As a first example, consider the following program that takes a temperature value in Kelvin and outputs that value in Fahrenheit and Celsius.
Example 1:
clear temp_kelvin = 233.15; temp_celsius = temp_kelvin-273.15 temp_farenheit = 9/5*temp_celsius + 32 |
Note that values of temp_celsius and temp_farenheit are displayed in the command window since no semicolon is placed after these lines.
The power of computers is that they can repeat seemlingly mundane operations over and over (without getting bored!). An operation that is performed repeatedly is called a repetitive operation or, more common, a loop. There are different kinds of loops but the most common one in MATLAB is the for-loop. The syntax for a for-loop is:
for loop_variable = start_value : end_value commandsend |
This loop will initiate loop_variable as start_value, increment loop_variable by 1 each step until end_value is reached. Below follows a few examples of how to use for-loops.
This example fills a vector with the first 20 Fibonacci numbers and then plots the results using a logarithmic scale for the dependent variable (y-axis).
Example 2:clear n = 20; x = zeros(n,1); x(1) = 1; x(2) = 1; for i=3:n x(i)= x(i-1) + x(i-2); end semilogy(1:n,x,'xb-'); xlabel('n'), ylabel('nth Fibonacci number'); |
In the following example we see a so-called nested for-loop to fill in entries of a table according to some arithmetic pattern. This is nothing else then a "loop within a loop". Note how we must "close" each for with an end. Make sure you understand how this example works!
Example 3:clear for i=1:5 for j=1:5 A(i,j)=10*i+j; end end A |
In the following example, make sure you understand the purpose of the variable mysum. This is a common way of performing summations when programming.
Example 4:
clear
N = 10; mysum = 0; for k=0:N mysum = mysum+1/factorial(k); end e_approximation = mysum e_exact = exp(1) |
Now let's use a nested sum to approximate the value of $\exp(x)$ for $0\leq x \leq 7$ using 10 terms in the Taylor series of $\exp(x)$. We also plot the approximation as a function of $x$. Here we will include comments in the code using the percent sign (%). Any text following (%) on the same line will not be interpreted by MATLAB. This allows one to add comments which helps others understand what your code is suppose to do. Commenting your code is essential when writing programs.

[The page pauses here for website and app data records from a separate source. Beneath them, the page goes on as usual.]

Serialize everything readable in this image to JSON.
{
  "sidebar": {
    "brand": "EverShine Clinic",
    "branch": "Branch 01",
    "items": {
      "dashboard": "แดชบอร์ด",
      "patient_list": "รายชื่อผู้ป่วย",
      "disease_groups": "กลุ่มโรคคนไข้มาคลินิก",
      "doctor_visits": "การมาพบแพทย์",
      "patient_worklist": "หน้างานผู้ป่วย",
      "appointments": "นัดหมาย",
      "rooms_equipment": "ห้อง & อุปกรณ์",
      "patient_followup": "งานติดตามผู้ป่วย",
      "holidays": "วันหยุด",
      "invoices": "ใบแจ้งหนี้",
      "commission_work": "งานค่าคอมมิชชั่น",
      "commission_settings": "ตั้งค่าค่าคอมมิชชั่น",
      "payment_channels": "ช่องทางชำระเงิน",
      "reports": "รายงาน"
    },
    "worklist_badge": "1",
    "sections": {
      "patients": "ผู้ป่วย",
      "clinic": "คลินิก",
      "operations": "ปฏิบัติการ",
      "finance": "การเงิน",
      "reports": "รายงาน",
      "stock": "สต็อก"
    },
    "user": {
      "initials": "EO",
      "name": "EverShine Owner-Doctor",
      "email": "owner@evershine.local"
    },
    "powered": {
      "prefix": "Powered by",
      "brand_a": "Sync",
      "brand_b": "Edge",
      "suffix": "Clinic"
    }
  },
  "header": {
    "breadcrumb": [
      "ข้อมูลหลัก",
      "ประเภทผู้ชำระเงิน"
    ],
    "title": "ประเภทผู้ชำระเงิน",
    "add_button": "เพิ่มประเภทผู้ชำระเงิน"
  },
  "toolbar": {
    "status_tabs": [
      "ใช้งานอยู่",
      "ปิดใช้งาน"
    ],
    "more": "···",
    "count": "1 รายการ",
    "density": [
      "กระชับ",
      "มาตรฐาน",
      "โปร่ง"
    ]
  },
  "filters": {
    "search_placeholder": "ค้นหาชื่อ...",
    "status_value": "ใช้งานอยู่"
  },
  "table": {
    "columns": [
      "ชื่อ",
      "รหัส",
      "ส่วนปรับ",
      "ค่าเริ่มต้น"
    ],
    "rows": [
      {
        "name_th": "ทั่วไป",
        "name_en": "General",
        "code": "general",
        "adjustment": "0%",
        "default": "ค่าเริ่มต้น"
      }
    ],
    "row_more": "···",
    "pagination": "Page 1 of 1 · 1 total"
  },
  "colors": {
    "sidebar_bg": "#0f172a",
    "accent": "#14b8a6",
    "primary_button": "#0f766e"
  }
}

Example 5:
clear N = 10; for k=0:70 x(k+1)=0.1*k; % Indices of vectors must be NON-ZERO!end semilogy(x,e) title('Approximation of e^x for x between 0 and 7') xlabel('x') ylabel('e^x') |